Brain Computer Interface technologies are popular methods of communication between the human brain and external devices. One of the most popular approaches to BCI is Motor Imagery. In BCI applications, the ElectroEncephaloGraphy is a very popular measurement for brain dynamics because of its non-invasive nature. Although there is a high interest in the BCI topic, the performance of existing systems is still far from ideal, due to the difficulty of performing pattern recognition tasks in EEG signals. BCI systems are composed of a wide range of components that perform signal pre-processing, feature extraction and decision making. In this paper, we define a BCI Framework, named Enhanced Fusion Framework, where we propose three different ideas to improve the existing MI-based BCI frameworks.
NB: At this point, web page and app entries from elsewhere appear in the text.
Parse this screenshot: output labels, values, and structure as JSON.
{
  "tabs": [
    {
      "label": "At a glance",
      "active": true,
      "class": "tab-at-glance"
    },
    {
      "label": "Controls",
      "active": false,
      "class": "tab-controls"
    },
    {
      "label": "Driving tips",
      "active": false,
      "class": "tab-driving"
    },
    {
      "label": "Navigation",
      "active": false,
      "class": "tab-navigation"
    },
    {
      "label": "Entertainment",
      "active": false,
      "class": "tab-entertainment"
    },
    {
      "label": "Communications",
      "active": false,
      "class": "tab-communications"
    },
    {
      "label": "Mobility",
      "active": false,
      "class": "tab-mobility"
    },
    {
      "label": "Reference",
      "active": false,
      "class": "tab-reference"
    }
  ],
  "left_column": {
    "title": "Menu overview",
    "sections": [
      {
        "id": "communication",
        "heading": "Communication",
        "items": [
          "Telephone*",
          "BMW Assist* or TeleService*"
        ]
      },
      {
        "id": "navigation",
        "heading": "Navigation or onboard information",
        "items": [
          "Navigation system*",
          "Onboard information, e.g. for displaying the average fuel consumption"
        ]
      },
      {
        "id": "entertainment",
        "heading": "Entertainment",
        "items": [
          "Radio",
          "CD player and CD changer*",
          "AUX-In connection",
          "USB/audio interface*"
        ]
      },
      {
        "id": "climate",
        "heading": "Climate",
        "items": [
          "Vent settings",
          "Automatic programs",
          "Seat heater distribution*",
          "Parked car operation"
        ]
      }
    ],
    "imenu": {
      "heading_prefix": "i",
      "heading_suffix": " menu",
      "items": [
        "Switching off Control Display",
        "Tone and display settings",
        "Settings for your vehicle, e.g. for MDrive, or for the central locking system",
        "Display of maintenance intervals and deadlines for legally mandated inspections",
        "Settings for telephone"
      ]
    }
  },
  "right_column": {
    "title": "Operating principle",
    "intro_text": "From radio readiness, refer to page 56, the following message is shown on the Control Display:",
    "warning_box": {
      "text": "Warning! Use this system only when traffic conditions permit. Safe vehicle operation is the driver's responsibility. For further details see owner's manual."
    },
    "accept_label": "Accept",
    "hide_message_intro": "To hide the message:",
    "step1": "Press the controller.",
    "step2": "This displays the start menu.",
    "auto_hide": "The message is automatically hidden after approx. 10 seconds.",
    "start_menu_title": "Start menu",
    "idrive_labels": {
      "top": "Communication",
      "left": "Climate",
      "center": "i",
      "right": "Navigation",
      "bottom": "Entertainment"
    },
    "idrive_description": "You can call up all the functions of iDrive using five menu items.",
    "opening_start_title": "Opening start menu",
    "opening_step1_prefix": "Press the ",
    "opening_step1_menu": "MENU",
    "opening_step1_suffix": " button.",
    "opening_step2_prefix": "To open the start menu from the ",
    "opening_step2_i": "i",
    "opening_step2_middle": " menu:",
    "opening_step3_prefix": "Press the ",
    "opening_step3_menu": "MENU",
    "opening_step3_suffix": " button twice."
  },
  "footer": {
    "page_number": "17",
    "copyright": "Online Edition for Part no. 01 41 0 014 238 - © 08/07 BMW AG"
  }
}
Firstly, we include aan additional pre-processing step of the signal: a differentiation of the EEG signal that makes it time-invariant. Secondly, we add an additional frequency band as feature for the system and we show its effect on the performance of the system. Finally, we make a profound study of how to make the final decision in the system. We propose the usage of both up to six types of different classifiers and a wide range of aggregation functions (including classical aggregations, Choquet and Sugeno integrals and their extensions and overlap functions) to fuse the information given by the considered classifiers. We have tested this new system on a dataset of 20 volunteers performing motor imagery-based brain-computer interface experiments. On this dataset, the new system achieved a 88.80% of accuracy. We also propose an optimized version of our system that is able to obtain up to 90,76%. Furthermore, we find that the pair Choquet/Sugeno integrals and overlap functions are the ones providing the best results.